ACP is a general concept encapsulating the choices you would make in later life. There is also a form by the same name which is a non-binding ‘wish-list’ of those choices. It is not the same as an ‘advance health directive’ which is a statutory instrument and legally binding if properly executed by someone with mental capacity at the time of signing.

DON’T BE DAUNTED: if you believe that you should be able to make your own end of life choices, it is vitally important to take steps to ensure those choices are respected.


Think about what you want. Many people are reluctant to spend too much time thinking about what they would like as they age and perhaps become more mentally and physically infirm, but this does not have to be either arduous or gloomy.

Once you have the basics in place, this can give you a sense of control and peace of mind that you have clearly articulated your wishes about what should happen in relation to your life choices as you get older and what treatment you consent or do not consent to should you become seriously ill, and what should happen to your estate when you die. It will also assist your family and your health practitioners to know and understand what you want and to respect your wishes. There are 4 documents you should consider signing now, and update from time to time as circumstances change.

  1. A will
  2. An advance health directive (not an ACP)
  3. An enduring power of guardianship (EPG)
  4. An enduring power of attorney. (EPA)

Very generally:

You must have legal capacity when you sign each of these documents - in other words you must be able to understand the nature and effect of what you are signing.

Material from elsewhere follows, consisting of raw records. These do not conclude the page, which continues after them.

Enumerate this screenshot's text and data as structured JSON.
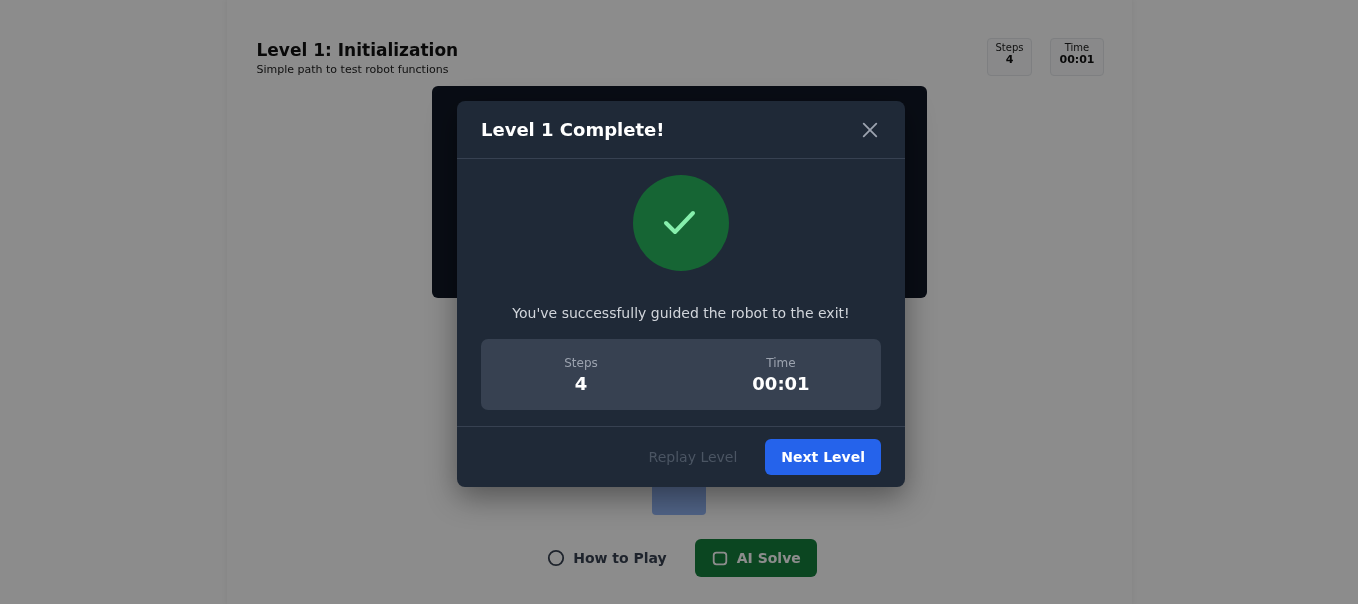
{
  "page": {
    "title": "Level 1: Initialization",
    "subtitle": "Simple path to test robot functions",
    "stats": [
      {
        "label": "Steps",
        "value": "4"
      },
      {
        "label": "Time",
        "value": "00:01"
      }
    ],
    "controls": [
      {
        "label": "How to Play",
        "kind": "link"
      },
      {
        "label": "AI Solve",
        "kind": "solve"
      }
    ]
  },
  "modal": {
    "title": "Level 1 Complete!",
    "message": "You've successfully guided the robot to the exit!",
    "stats": [
      {
        "label": "Steps",
        "value": "4"
      },
      {
        "label": "Time",
        "value": "00:01"
      }
    ],
    "buttons": [
      {
        "label": "Replay Level",
        "kind": "secondary"
      },
      {
        "label": "Next Level",
        "kind": "primary"
      }
    ]
  }
}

A will takes effect only when you die.

An AHD takes effect when you do not have the ability to make decisions for yourself. This ability may come and go, for instance if you are unconscious for any reason but then regain consciousness and mental capacity, or in certain types of illness where cognitive capacity may be intermittent.

For an EPG and EPA, you can stipulate in the document when it is to effective.

More information including comprehensive FAQs about each of these can be found under Resources/Workshops at [link]. If you are unsure about anything in relation to any of these, DWDWA may be able to help you if you telephone or email us. Contact information is provided under the Contact tab on this website.


We have produced a sample Advance Health Directive (AHD) as a guide which can be viewed here. 


Some of you may already have signed a living will. This is also an effective way of communicating your wishes about treatment if you have lost the capacity to do so yourself.

An AHD will override a Living Will if you have both and they are inconsistent in any respect.